EXERCISE OBJECTIVE: Tally up the lines in the following entries where the string "Nayak" appears, and answer with the number alone.

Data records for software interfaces
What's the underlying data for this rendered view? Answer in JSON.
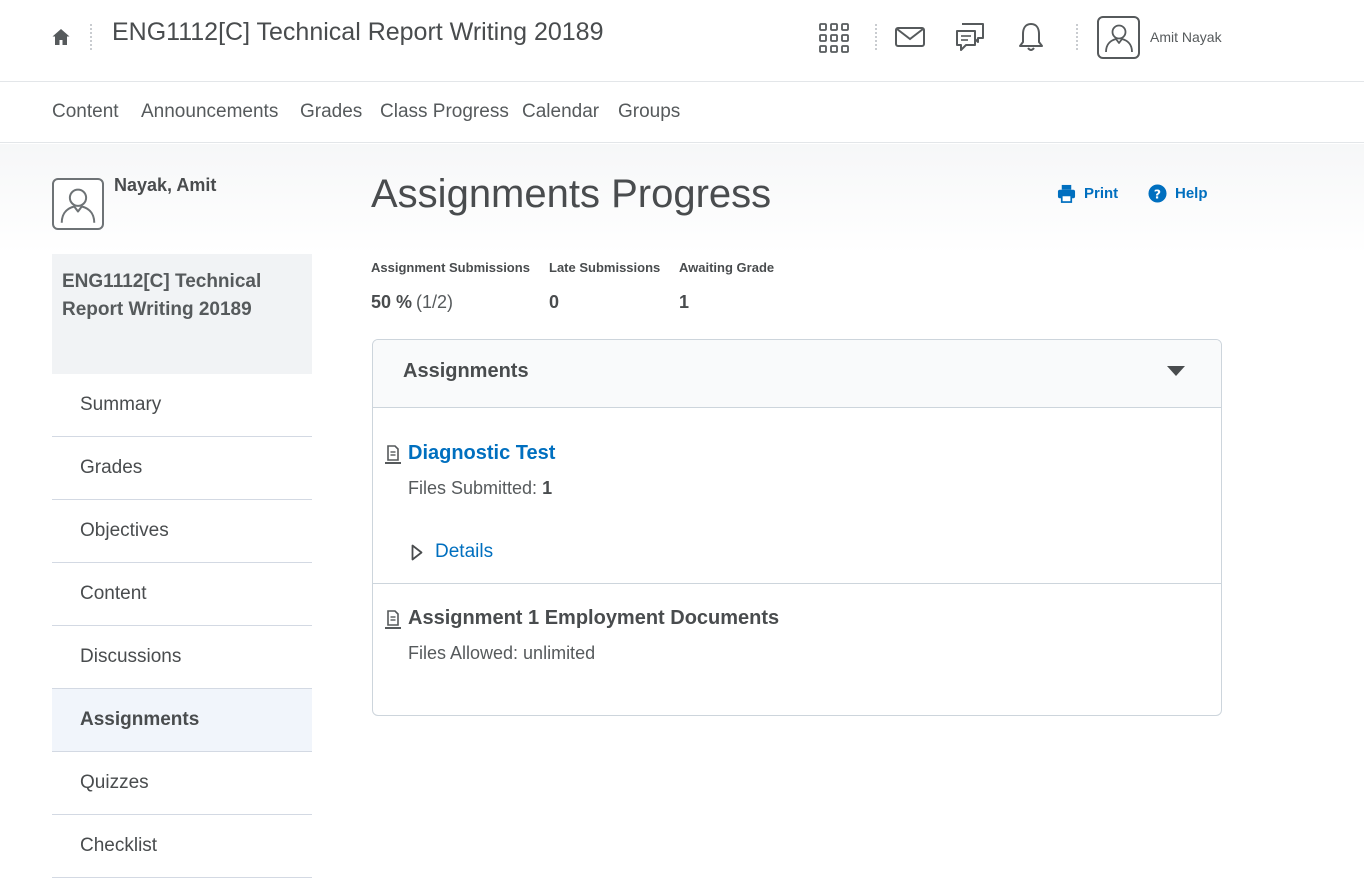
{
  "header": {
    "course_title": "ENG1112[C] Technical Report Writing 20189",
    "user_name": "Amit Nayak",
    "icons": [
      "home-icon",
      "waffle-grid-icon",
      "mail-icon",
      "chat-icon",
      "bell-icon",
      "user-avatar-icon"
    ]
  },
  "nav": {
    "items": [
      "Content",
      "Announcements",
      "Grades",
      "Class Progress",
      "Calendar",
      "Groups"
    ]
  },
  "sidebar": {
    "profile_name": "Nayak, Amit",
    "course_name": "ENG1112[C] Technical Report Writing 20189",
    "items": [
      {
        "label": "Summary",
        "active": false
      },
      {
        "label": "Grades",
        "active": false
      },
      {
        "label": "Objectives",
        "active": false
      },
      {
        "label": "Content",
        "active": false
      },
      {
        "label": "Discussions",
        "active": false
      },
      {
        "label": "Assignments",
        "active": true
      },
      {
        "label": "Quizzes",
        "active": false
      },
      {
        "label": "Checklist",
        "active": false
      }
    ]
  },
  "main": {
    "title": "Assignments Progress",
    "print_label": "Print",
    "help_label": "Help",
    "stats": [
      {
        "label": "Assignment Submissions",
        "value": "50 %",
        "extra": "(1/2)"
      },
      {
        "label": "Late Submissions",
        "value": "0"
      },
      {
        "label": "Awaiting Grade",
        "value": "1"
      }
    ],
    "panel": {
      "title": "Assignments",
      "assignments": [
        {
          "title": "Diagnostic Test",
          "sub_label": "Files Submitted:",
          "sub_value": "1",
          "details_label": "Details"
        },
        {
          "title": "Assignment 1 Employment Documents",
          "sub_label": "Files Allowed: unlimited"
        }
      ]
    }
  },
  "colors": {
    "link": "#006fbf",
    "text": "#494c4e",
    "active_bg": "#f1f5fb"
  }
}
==
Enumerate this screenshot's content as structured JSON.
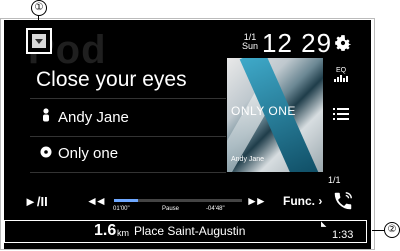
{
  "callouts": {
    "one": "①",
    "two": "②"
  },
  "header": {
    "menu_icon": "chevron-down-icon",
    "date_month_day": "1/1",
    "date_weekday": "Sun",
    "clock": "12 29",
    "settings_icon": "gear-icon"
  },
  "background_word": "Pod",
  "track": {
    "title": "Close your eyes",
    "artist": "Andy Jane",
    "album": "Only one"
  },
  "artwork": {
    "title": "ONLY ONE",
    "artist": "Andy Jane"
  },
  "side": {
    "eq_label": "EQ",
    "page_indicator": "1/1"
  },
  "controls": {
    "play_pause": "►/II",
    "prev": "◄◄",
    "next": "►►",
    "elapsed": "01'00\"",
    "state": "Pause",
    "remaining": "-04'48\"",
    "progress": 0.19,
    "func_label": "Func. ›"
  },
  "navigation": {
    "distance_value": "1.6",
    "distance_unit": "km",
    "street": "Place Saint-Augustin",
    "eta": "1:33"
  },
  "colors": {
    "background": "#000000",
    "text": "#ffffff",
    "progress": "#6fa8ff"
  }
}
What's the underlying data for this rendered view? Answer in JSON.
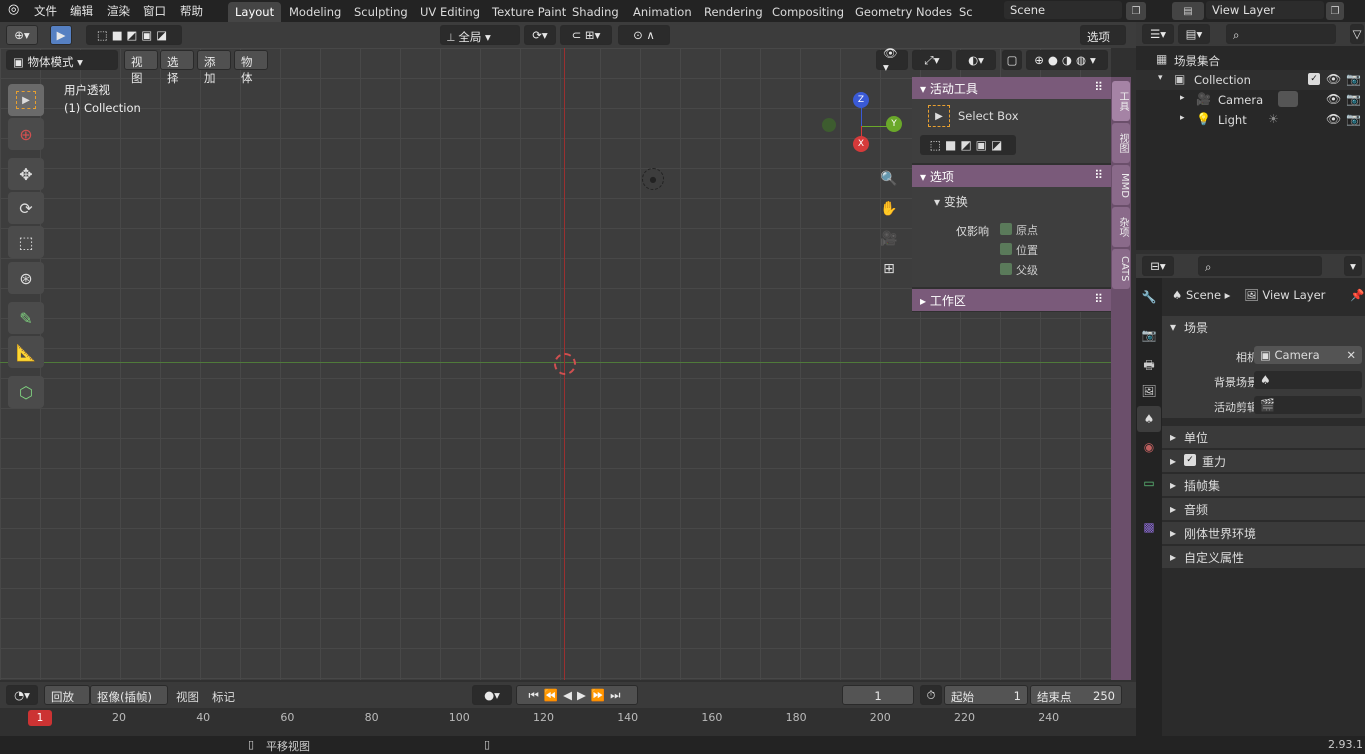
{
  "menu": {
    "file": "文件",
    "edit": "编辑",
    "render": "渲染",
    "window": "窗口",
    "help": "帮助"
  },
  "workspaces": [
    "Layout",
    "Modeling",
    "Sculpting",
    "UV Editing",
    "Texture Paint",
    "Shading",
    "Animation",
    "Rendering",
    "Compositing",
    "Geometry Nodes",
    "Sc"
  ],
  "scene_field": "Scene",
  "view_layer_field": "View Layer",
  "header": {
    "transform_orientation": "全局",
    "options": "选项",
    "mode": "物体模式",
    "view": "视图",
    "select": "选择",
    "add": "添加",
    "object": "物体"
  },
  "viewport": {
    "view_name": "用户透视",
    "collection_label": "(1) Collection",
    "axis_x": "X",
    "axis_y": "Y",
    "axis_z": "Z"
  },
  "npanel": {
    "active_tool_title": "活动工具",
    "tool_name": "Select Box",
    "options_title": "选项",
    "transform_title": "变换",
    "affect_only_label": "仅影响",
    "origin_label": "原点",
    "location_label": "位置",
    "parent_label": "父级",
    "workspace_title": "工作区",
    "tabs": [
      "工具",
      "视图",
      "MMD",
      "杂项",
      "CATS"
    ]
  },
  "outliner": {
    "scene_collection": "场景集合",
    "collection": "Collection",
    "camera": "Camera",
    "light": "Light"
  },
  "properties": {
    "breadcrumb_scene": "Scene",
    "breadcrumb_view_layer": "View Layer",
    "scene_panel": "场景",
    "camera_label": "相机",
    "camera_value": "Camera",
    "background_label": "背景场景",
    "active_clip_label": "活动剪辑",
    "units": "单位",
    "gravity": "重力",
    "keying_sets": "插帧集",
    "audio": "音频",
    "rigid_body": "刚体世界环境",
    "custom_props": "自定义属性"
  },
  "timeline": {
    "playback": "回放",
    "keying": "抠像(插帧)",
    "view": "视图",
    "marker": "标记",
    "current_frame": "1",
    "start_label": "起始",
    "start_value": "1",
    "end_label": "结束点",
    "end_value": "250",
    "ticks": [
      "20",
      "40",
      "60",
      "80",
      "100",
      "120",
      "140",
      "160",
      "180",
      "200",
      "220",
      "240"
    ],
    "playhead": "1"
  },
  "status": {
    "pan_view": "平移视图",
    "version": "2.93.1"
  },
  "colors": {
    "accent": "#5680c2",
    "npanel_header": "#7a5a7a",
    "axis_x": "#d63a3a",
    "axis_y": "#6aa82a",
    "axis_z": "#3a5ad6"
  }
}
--
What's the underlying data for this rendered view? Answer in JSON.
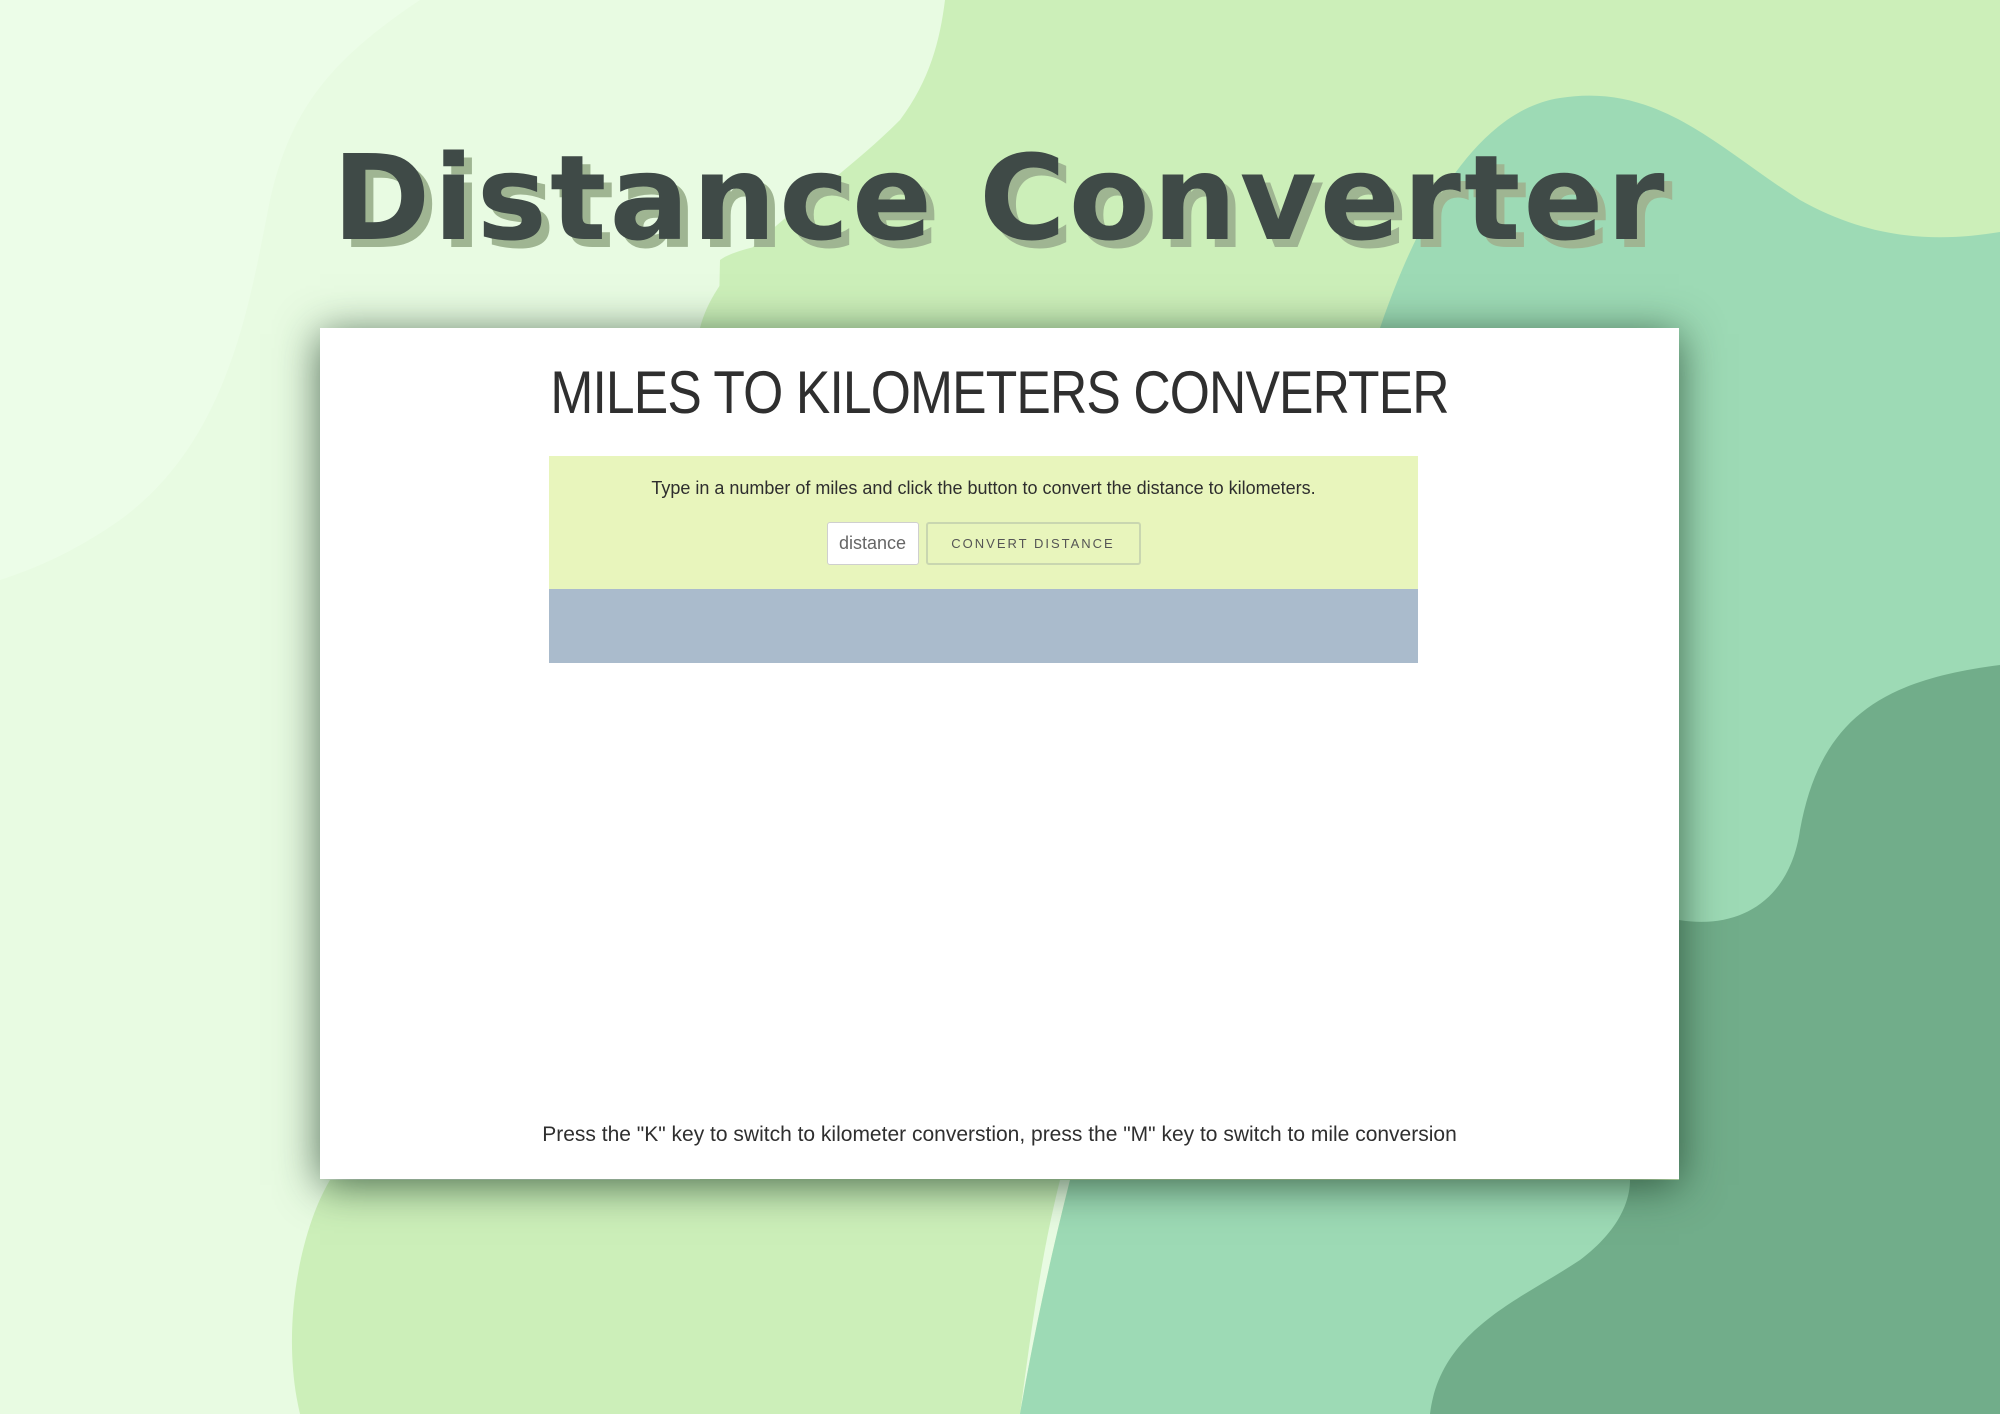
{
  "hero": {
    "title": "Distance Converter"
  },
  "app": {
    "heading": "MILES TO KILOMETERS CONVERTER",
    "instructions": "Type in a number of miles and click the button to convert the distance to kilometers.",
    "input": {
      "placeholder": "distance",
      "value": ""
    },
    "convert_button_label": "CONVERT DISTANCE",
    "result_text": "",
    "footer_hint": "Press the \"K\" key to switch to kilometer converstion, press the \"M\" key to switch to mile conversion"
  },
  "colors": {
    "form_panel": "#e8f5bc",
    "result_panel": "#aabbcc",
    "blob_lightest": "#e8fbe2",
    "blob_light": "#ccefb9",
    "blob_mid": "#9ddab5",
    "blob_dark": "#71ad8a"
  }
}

OUTPUT OF THE EXERCISE: 2